Photo: MShades via Flickr
ASIA: Hong Kong lead Asian gains, mainland China fell. Thailand, South Korea, and Singapore are suspected to have intervened in the currency markets today, weakening the U.S. dollar against their respective currencies.Chinese manufacturing activity expanded in September, according to HSBC’s China PMI, which rose to 52.9 in September, from 51.9 in August. This continues a growth trend from the 49.4 level hit in July.
Japan’s business sentiment rose in September based on the central bank’s Tankan survey, a cautious outlook from companies could mean that Japanese monetary easing is now more likely. On the political front, Japan is pushing China to reach some kind of resolution in regards to its own nationals who were recently arrested in China for allegedly trying to video tape military facilities.
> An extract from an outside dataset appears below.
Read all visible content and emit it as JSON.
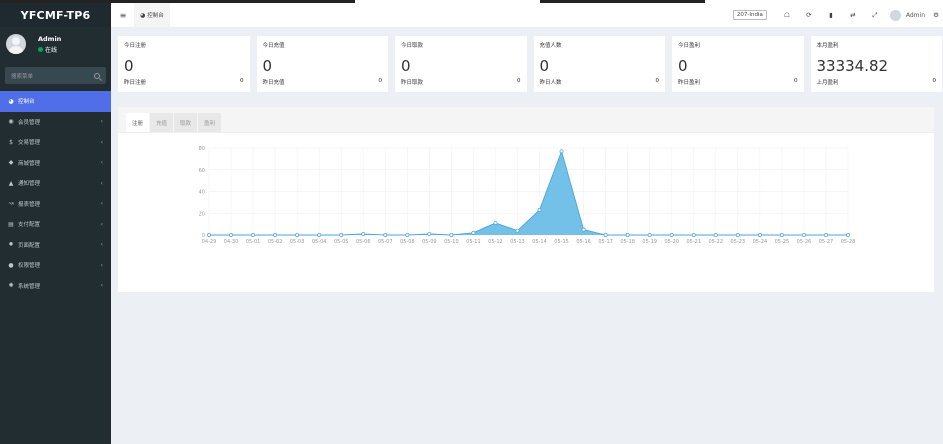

EUROPE: Falling so far. The Irish government announced that it will inject 5 billion euros into the troubled bank Anglo Irish. In Spain, Moody’s is most likely about to cut the country’s Aaa credit rating according to money managers. Spanish unions are also engaging in their first general strike in 8 years, against government spending cuts. Also, thousands of anti-austerity protesters have hit Brussels today and the crowd is expected to reach 100,000 people.
MACRO: The euro is a touch below $1.36. The dollar index fell, note the likely currency intervention from Asia. Gold is at $1,311.
U.S. FUTURES: Slipping slightly. Watch for EIA petroleum data at 10:30 AM ET.
Business Insider Emails & Alerts
Site highlights each day to your inbox.